/---

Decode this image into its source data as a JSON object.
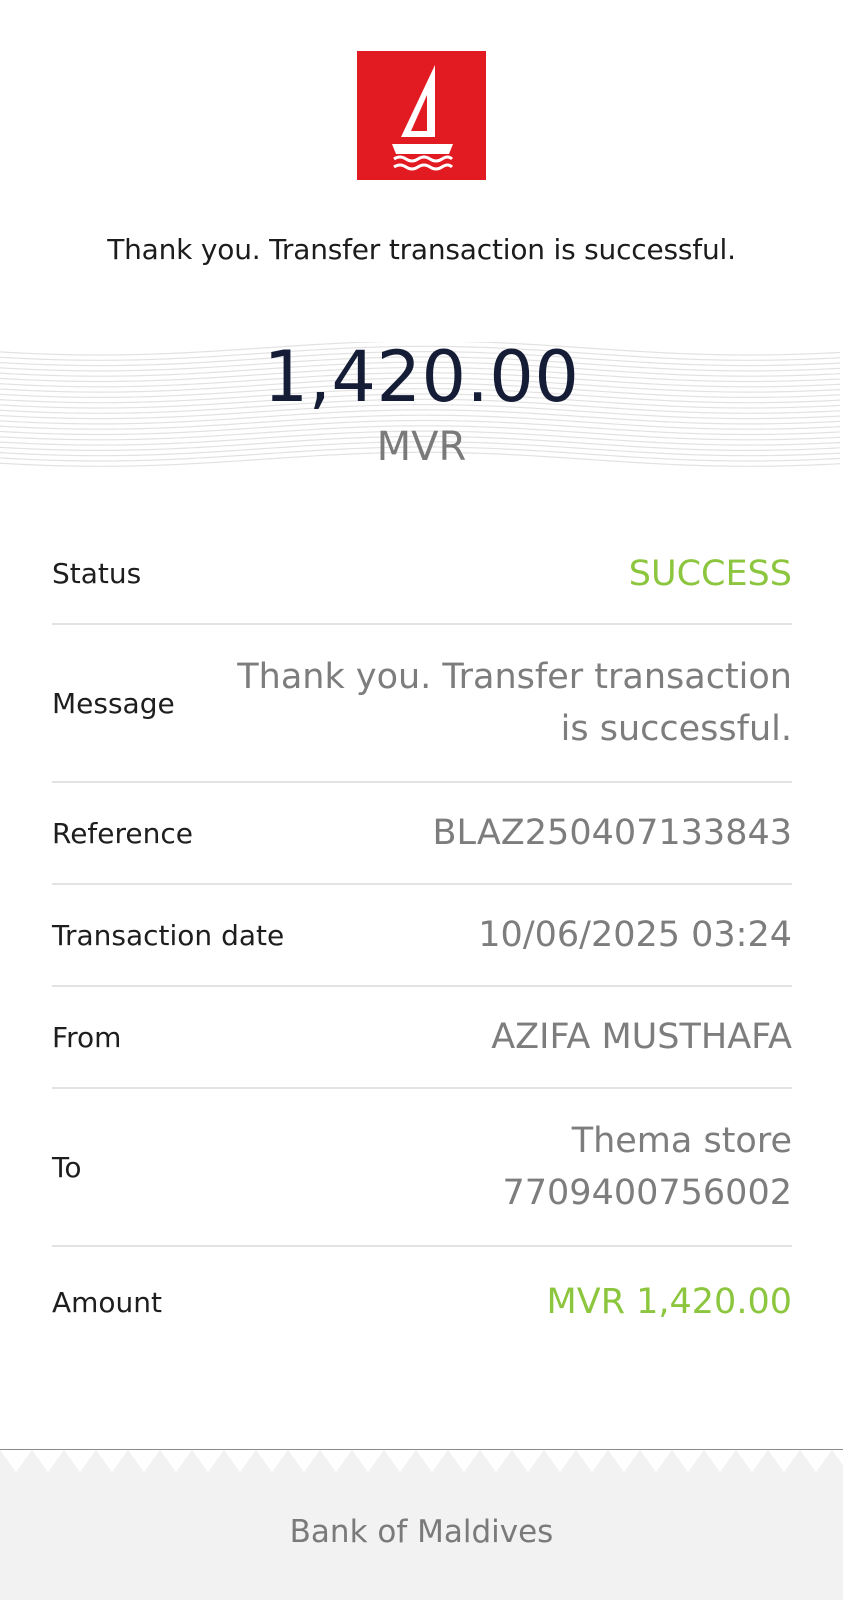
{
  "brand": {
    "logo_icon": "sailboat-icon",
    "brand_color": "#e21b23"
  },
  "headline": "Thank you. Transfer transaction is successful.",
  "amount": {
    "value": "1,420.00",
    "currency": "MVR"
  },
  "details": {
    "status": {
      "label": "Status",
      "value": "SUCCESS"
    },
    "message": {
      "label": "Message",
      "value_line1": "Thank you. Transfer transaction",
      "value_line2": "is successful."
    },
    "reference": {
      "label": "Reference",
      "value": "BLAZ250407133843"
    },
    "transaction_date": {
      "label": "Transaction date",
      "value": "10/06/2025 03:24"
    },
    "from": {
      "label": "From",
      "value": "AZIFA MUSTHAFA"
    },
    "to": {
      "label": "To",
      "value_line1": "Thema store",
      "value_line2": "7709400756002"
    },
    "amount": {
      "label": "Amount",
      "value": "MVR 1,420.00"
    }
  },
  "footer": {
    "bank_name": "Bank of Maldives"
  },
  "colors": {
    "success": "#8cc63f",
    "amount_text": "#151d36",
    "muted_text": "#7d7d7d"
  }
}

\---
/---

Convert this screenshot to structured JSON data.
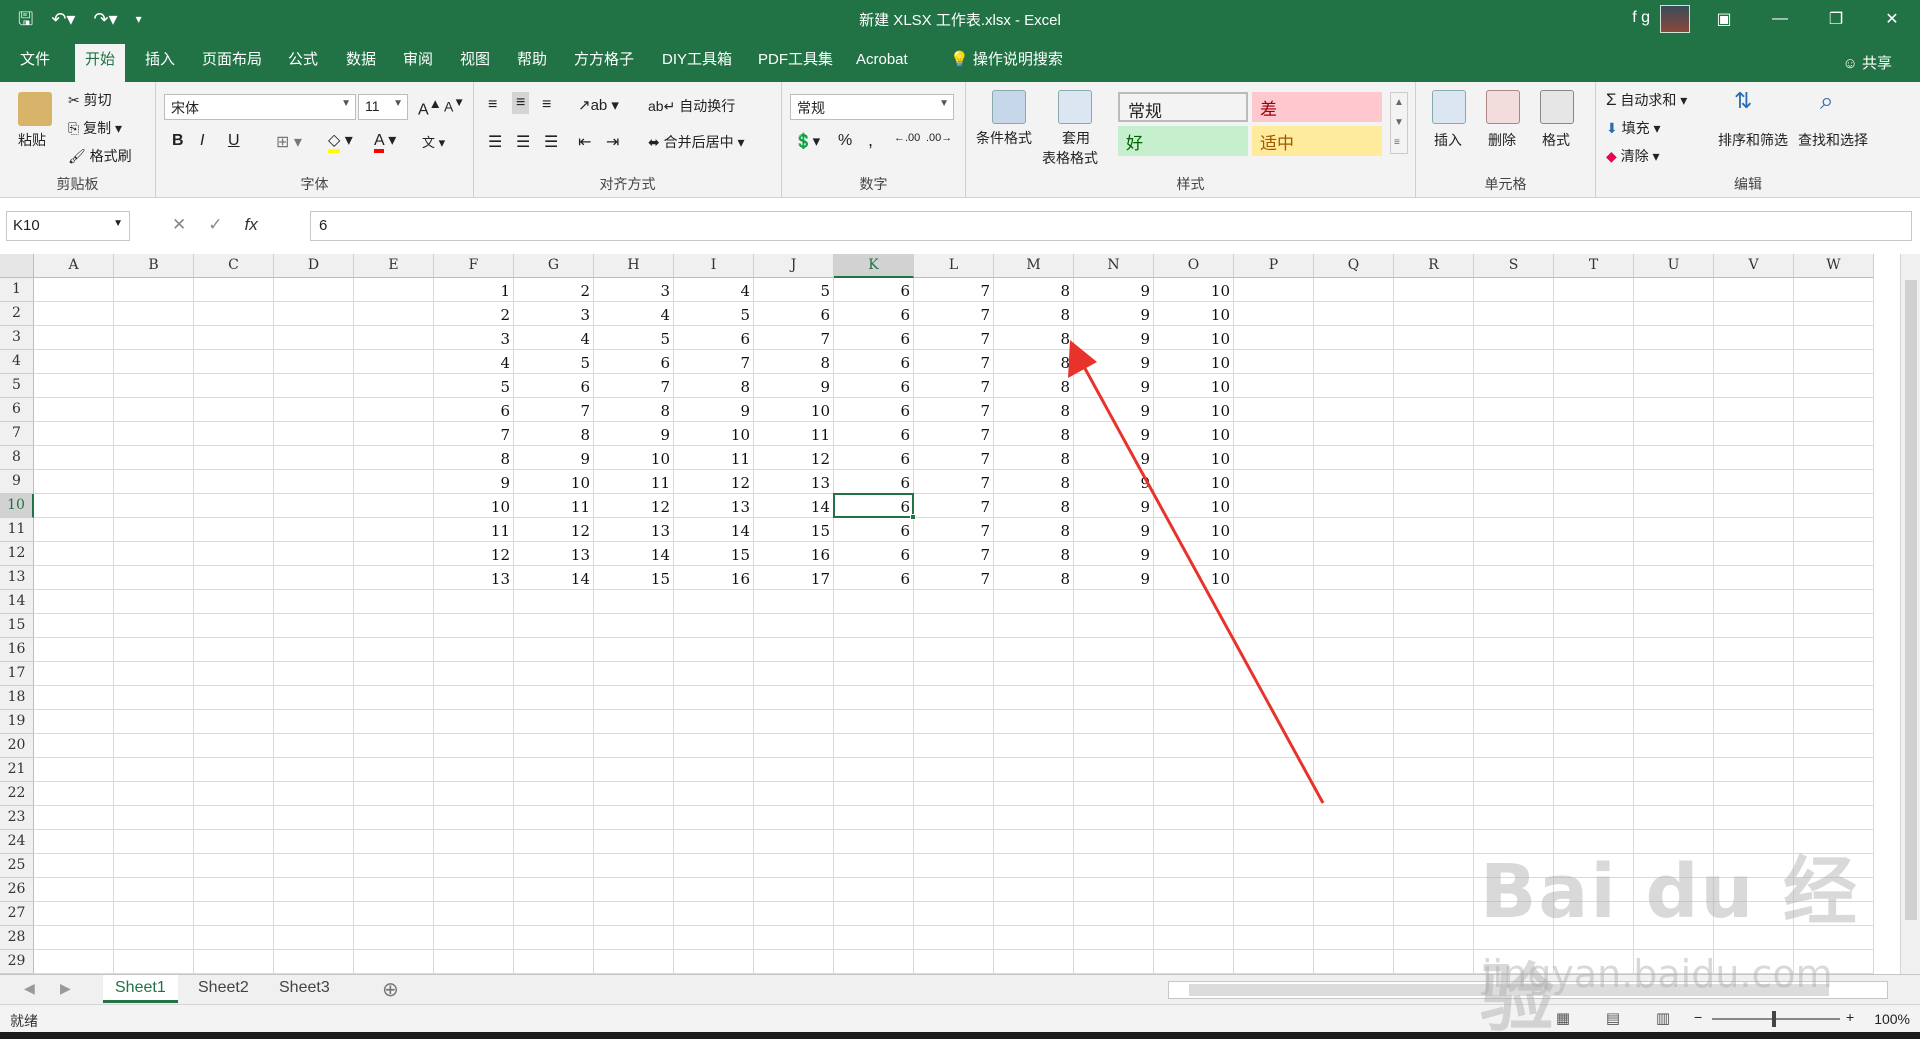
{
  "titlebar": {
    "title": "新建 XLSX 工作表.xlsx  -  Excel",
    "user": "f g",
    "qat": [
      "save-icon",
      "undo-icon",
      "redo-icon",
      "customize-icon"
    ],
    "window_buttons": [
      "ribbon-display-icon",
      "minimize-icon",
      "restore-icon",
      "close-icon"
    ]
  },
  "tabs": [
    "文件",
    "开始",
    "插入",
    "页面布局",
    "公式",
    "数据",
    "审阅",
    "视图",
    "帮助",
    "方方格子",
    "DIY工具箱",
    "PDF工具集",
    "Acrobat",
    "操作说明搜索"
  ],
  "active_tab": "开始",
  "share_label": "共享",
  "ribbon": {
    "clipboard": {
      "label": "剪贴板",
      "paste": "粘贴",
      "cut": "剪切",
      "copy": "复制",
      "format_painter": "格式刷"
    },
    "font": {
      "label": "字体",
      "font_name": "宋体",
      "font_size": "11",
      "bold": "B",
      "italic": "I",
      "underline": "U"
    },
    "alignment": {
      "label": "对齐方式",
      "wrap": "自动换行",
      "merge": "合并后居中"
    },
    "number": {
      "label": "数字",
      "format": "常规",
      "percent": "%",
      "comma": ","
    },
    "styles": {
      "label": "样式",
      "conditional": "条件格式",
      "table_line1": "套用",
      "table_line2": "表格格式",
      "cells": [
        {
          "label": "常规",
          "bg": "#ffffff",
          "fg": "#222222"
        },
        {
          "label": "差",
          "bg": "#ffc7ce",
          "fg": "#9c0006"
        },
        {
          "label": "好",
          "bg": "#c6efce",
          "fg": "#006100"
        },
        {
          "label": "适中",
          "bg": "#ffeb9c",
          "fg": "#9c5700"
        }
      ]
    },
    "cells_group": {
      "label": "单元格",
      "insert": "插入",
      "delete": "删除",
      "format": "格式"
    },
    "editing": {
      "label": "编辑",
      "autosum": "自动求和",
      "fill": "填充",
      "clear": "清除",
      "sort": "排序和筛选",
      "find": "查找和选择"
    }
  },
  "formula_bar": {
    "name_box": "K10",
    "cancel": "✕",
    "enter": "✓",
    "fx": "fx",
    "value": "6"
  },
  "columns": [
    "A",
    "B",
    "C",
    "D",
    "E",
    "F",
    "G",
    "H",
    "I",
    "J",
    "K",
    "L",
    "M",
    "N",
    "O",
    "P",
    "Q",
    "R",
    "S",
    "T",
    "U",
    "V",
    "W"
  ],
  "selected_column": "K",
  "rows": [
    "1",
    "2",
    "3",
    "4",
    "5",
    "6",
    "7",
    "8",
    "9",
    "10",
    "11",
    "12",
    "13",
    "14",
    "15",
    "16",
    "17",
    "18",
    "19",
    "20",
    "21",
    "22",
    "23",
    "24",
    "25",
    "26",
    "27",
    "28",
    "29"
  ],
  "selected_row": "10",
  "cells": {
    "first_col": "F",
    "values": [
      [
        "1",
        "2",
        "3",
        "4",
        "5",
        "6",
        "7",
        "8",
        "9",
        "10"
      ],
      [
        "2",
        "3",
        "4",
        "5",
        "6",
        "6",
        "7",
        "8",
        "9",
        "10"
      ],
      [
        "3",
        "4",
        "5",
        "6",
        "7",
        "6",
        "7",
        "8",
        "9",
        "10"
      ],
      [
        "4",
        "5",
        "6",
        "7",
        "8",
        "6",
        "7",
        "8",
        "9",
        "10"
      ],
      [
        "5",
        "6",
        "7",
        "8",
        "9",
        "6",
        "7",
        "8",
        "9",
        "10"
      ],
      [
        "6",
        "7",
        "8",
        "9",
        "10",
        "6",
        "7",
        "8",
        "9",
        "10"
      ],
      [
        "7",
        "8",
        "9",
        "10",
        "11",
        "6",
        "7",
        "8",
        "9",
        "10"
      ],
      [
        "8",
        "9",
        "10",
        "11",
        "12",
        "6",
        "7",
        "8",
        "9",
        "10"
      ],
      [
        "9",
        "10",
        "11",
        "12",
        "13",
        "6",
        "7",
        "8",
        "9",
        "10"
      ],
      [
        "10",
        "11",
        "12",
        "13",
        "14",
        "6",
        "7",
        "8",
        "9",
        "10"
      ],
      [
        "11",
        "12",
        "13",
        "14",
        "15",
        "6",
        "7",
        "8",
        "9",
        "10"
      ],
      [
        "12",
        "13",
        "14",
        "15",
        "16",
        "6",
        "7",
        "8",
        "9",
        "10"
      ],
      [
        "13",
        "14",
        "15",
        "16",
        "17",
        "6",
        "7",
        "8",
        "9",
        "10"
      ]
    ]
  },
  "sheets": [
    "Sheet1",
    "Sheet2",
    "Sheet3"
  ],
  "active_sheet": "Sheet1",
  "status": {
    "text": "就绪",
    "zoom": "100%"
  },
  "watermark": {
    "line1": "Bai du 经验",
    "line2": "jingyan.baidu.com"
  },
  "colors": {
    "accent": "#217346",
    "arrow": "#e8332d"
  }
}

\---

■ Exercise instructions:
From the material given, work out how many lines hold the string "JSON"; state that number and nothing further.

■ Answer for the task:
2